INSTRUCTIONS FOR THE TASK: The records below are to be returned exactly as written, minus their pictures.

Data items
┌──
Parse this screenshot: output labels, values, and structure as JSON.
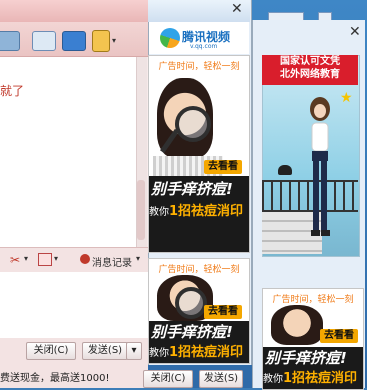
{
  "chat": {
    "message_fragment": "就了",
    "toolbar_record": "消息记录",
    "close_button": "关闭(C)",
    "send_button": "发送(S)",
    "promo_text": "费送现金，最高送1000!"
  },
  "video_ad": {
    "logo_text": "腾讯视频",
    "logo_sub": "v.qq.com",
    "ad_header": "广告时间，轻松一刻",
    "go_button": "去看看",
    "slogan": "别手痒挤痘!",
    "sub_slogan_prefix": "教你",
    "sub_slogan_highlight": "1招祛痘消印"
  },
  "right_ad": {
    "banner_line1": "国家认可文凭",
    "banner_line2": "北外网络教育",
    "ad_header": "广告时间，轻松一刻",
    "go_button": "去看看",
    "slogan": "别手痒挤痘!",
    "sub_slogan_prefix": "教你",
    "sub_slogan_highlight": "1招祛痘消印"
  },
  "bottom_bar": {
    "close_button": "关闭(C)",
    "send_button": "发送(S)"
  },
  "colors": {
    "ad_header": "#f07c1a",
    "highlight": "#ffb100",
    "banner_red": "#d91e2c"
  }
}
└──
SOLUTION FOR THIS EXERCISE:
Parse this screenshot: output labels, values, and structure as JSON.
{
  "chat": {
    "message_fragment": "就了",
    "toolbar_record": "消息记录",
    "close_button": "关闭(C)",
    "send_button": "发送(S)",
    "promo_text": "费送现金，最高送1000!"
  },
  "video_ad": {
    "logo_text": "腾讯视频",
    "logo_sub": "v.qq.com",
    "ad_header": "广告时间，轻松一刻",
    "go_button": "去看看",
    "slogan": "别手痒挤痘!",
    "sub_slogan_prefix": "教你",
    "sub_slogan_highlight": "1招祛痘消印"
  },
  "right_ad": {
    "banner_line1": "国家认可文凭",
    "banner_line2": "北外网络教育",
    "ad_header": "广告时间，轻松一刻",
    "go_button": "去看看",
    "slogan": "别手痒挤痘!",
    "sub_slogan_prefix": "教你",
    "sub_slogan_highlight": "1招祛痘消印"
  },
  "bottom_bar": {
    "close_button": "关闭(C)",
    "send_button": "发送(S)"
  },
  "colors": {
    "ad_header": "#f07c1a",
    "highlight": "#ffb100",
    "banner_red": "#d91e2c"
  }
}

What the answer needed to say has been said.